Return all lines in the data where the string "background" can be found.
+ + + + + + +
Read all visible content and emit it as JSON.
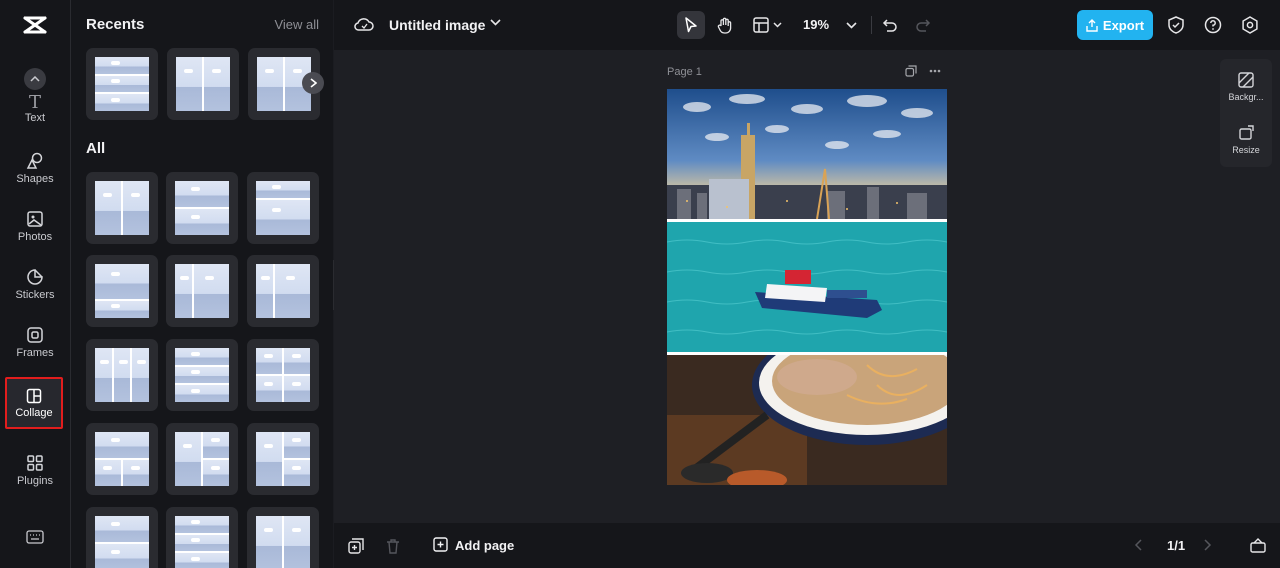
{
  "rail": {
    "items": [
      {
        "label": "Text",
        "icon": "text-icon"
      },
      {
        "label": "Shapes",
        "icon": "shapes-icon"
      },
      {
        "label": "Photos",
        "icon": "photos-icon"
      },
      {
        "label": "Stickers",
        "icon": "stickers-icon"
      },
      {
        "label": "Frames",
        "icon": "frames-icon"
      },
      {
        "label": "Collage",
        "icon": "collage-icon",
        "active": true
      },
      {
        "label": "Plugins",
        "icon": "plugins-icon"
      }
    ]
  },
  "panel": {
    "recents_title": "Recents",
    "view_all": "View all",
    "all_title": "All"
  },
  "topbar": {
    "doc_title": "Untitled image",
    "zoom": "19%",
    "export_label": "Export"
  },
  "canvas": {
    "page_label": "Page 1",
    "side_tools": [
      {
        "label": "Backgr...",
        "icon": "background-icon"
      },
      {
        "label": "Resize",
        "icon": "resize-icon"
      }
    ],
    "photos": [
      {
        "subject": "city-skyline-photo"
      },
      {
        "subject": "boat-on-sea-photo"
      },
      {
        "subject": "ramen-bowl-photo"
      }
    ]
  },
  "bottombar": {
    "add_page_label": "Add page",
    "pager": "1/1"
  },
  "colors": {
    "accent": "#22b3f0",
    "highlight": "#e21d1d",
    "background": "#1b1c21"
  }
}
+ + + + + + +
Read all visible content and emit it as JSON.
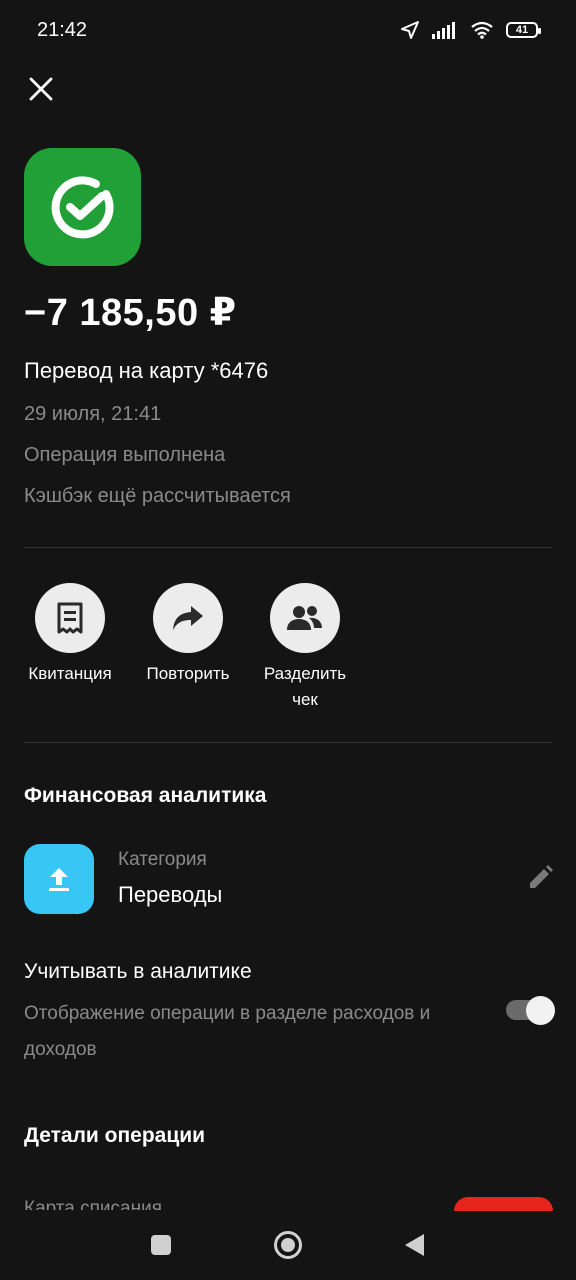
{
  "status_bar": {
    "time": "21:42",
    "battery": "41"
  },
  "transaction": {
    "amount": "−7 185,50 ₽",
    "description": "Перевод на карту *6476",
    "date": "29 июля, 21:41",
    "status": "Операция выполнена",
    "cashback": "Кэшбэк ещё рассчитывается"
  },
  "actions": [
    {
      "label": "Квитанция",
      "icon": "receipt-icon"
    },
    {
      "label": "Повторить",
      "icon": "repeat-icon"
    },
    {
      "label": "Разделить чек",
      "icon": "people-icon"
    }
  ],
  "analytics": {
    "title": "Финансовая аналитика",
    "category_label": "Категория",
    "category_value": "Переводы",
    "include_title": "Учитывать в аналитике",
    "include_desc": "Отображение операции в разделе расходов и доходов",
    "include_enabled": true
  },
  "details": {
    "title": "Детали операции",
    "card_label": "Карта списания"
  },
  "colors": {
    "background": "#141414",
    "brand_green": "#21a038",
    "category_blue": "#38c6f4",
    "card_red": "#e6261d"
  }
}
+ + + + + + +
Solution below:
        "icon": "background-icon"
    "background": "#1b1c21"
    "background": "#141414",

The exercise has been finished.